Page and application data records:
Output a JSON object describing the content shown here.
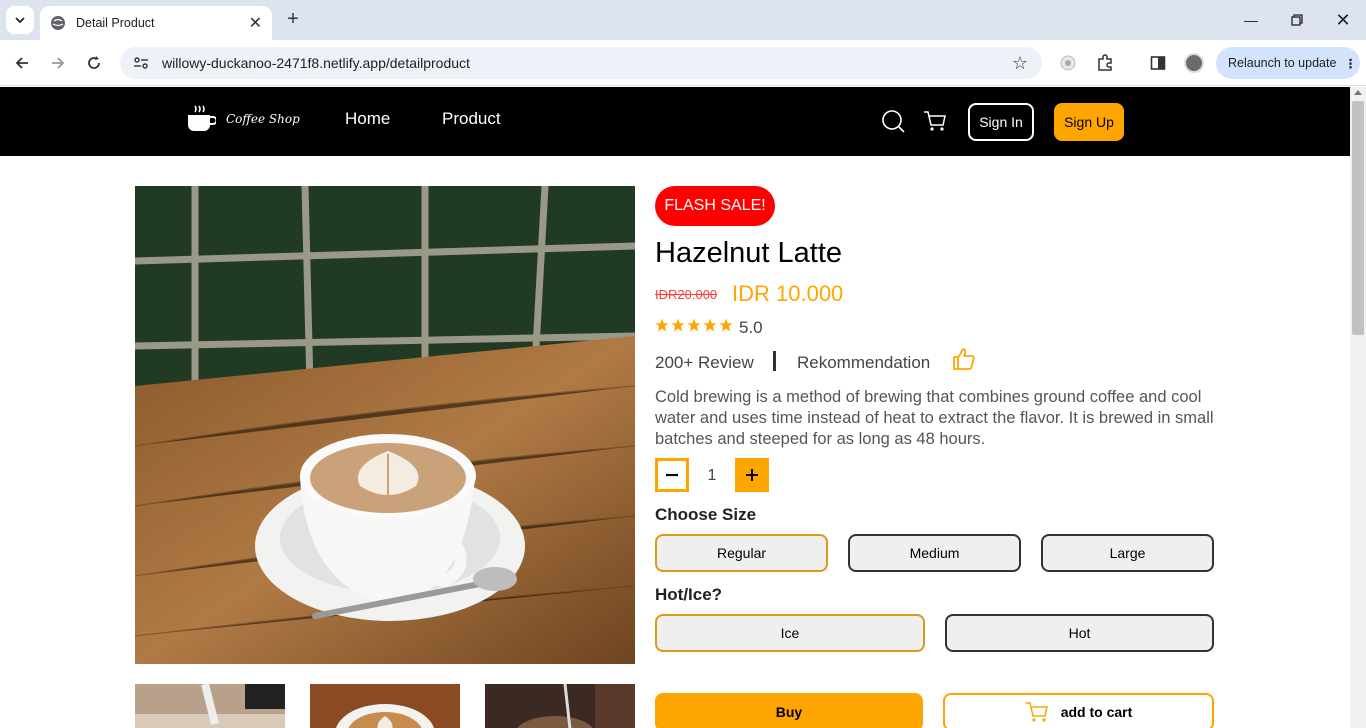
{
  "browser": {
    "tab_title": "Detail Product",
    "url": "willowy-duckanoo-2471f8.netlify.app/detailproduct",
    "relaunch_label": "Relaunch to update"
  },
  "navbar": {
    "logo_text": "Coffee Shop",
    "links": [
      "Home",
      "Product"
    ],
    "signin_label": "Sign In",
    "signup_label": "Sign Up"
  },
  "product": {
    "badge": "FLASH SALE!",
    "name": "Hazelnut Latte",
    "old_price": "IDR20.000",
    "price": "IDR 10.000",
    "rating": "5.0",
    "rating_stars": 5,
    "reviews": "200+ Review",
    "recommendation": "Rekommendation",
    "description": "Cold brewing is a method of brewing that combines ground coffee and cool water and uses time instead of heat to extract the flavor. It is brewed in small batches and steeped for as long as 48 hours.",
    "quantity": "1"
  },
  "size": {
    "label": "Choose Size",
    "options": [
      "Regular",
      "Medium",
      "Large"
    ],
    "selected": "Regular"
  },
  "temperature": {
    "label": "Hot/Ice?",
    "options": [
      "Ice",
      "Hot"
    ],
    "selected": "Ice"
  },
  "actions": {
    "buy_label": "Buy",
    "cart_label": "add to cart"
  },
  "colors": {
    "accent": "#ffa500",
    "sale": "#ff0000",
    "navbar": "#000000"
  }
}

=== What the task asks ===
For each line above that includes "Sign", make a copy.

=== Result of this exercise ===
    "signin_label": "Sign In",
    "signup_label": "Sign Up"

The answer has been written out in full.